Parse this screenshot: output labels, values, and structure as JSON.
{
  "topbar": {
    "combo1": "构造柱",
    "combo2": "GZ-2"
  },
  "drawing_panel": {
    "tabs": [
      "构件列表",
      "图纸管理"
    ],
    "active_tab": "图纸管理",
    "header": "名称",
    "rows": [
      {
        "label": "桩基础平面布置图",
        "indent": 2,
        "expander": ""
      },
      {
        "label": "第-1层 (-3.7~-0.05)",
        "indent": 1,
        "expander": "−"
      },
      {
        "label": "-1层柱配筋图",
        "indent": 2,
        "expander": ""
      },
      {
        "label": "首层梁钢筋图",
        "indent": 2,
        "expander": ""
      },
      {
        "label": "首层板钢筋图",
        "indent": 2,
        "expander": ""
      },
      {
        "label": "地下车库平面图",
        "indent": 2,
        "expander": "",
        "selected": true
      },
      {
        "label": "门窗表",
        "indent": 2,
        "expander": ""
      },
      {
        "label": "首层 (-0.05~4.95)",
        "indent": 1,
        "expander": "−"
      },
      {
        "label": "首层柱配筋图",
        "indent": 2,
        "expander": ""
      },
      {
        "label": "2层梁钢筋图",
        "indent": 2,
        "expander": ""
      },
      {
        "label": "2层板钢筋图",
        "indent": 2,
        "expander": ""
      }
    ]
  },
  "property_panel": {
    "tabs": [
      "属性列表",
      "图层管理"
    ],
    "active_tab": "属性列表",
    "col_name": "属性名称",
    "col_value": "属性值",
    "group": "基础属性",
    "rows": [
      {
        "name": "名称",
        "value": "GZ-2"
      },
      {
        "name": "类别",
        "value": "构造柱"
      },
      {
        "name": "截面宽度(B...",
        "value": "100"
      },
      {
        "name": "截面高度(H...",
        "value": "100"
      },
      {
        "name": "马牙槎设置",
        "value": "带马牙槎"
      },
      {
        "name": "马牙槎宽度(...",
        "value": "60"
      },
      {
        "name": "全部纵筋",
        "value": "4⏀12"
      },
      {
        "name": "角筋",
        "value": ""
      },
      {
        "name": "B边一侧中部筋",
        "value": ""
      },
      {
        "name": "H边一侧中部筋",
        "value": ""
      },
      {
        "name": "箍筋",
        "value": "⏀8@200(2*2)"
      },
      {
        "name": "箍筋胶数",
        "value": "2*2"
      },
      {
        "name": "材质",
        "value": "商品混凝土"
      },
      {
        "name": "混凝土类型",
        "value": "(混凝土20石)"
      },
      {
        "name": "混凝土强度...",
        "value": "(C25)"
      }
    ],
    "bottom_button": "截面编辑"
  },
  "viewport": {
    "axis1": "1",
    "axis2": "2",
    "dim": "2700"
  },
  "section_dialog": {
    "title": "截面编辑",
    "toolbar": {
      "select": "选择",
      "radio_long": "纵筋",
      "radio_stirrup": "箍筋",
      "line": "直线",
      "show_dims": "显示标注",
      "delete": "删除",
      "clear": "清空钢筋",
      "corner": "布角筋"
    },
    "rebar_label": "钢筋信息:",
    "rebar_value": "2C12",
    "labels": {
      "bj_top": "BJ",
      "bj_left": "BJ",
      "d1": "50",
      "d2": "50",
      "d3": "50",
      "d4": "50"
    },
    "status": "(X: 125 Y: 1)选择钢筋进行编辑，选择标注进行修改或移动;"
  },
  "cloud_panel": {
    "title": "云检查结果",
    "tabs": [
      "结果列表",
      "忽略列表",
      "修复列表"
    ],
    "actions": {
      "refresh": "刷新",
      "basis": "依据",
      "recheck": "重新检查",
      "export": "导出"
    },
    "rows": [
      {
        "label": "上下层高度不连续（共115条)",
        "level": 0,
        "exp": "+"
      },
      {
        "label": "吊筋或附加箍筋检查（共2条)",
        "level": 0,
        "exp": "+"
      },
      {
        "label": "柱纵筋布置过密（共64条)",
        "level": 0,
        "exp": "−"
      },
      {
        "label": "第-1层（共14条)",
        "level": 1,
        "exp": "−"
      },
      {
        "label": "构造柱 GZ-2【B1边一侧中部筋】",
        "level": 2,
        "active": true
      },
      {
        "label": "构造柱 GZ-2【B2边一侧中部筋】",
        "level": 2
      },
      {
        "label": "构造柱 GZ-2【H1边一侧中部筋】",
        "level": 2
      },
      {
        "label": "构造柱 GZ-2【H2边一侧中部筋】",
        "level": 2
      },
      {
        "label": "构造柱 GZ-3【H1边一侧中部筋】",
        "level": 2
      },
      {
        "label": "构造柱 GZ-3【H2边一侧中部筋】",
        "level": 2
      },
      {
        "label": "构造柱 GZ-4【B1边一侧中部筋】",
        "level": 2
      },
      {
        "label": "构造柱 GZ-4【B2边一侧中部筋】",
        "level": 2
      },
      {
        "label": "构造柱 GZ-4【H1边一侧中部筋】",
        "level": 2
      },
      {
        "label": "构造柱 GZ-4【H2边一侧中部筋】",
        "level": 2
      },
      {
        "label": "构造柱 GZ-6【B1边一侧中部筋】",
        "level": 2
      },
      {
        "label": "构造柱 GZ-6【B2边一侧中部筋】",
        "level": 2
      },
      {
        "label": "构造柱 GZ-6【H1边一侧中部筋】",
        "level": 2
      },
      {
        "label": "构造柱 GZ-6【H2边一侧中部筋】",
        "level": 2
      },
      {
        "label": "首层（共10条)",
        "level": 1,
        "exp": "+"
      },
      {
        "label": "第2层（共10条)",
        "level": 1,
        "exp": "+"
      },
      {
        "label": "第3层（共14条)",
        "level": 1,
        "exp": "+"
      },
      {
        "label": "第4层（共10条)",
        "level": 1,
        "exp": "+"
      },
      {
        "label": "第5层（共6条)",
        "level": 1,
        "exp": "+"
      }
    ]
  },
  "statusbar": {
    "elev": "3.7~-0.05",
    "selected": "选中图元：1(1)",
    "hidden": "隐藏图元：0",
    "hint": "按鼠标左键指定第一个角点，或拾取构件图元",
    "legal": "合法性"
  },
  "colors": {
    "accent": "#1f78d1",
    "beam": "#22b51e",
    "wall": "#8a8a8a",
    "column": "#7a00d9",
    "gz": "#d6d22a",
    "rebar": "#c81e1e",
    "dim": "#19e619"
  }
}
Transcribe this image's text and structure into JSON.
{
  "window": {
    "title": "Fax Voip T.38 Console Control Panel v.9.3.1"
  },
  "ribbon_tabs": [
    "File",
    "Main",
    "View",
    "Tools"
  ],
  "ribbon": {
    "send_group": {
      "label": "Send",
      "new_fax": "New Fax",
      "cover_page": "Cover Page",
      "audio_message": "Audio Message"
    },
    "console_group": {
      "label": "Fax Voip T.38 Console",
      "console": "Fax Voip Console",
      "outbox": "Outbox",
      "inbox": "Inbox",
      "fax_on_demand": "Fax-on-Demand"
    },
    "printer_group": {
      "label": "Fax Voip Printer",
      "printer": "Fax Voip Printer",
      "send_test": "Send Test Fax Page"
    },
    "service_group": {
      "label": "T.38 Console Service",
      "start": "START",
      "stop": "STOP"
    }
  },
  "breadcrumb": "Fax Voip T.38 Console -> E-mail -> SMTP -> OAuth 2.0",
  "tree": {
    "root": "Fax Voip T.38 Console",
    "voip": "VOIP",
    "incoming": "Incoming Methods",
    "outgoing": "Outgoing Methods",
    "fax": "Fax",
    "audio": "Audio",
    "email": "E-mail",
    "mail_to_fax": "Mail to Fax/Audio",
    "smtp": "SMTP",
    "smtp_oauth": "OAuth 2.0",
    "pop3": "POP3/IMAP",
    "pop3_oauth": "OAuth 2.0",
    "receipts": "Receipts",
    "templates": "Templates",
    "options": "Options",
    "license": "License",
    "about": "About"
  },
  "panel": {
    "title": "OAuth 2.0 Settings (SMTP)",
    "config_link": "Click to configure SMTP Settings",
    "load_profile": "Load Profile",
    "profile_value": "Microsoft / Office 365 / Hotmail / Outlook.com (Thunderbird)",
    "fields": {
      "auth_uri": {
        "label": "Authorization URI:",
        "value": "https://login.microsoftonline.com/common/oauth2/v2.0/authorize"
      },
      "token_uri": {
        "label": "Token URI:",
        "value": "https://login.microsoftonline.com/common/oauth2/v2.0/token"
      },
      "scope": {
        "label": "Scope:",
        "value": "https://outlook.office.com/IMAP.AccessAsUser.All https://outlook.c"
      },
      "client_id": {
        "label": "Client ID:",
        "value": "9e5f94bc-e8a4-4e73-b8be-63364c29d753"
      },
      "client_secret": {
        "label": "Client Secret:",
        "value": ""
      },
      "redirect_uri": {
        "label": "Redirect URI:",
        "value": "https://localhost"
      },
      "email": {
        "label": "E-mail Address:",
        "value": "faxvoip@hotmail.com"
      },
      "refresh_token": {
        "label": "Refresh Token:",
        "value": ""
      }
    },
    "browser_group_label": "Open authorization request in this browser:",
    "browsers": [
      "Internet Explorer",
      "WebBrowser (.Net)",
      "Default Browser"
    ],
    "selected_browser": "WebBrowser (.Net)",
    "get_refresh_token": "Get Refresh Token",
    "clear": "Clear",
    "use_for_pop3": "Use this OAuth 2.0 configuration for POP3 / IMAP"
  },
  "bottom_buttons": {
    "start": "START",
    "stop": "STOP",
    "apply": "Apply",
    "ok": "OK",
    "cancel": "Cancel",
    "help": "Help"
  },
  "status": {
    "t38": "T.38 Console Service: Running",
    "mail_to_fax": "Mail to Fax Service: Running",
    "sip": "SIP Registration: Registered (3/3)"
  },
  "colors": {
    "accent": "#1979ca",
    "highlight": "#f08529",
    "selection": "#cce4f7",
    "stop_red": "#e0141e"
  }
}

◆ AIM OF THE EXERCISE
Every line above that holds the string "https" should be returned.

◆ ANSWER FOR THE TASK
        "value": "https://login.microsoftonline.com/common/oauth2/v2.0/authorize"
        "value": "https://login.microsoftonline.com/common/oauth2/v2.0/token"
        "value": "https://outlook.office.com/IMAP.AccessAsUser.All https://outlook.c"
        "value": "https://localhost"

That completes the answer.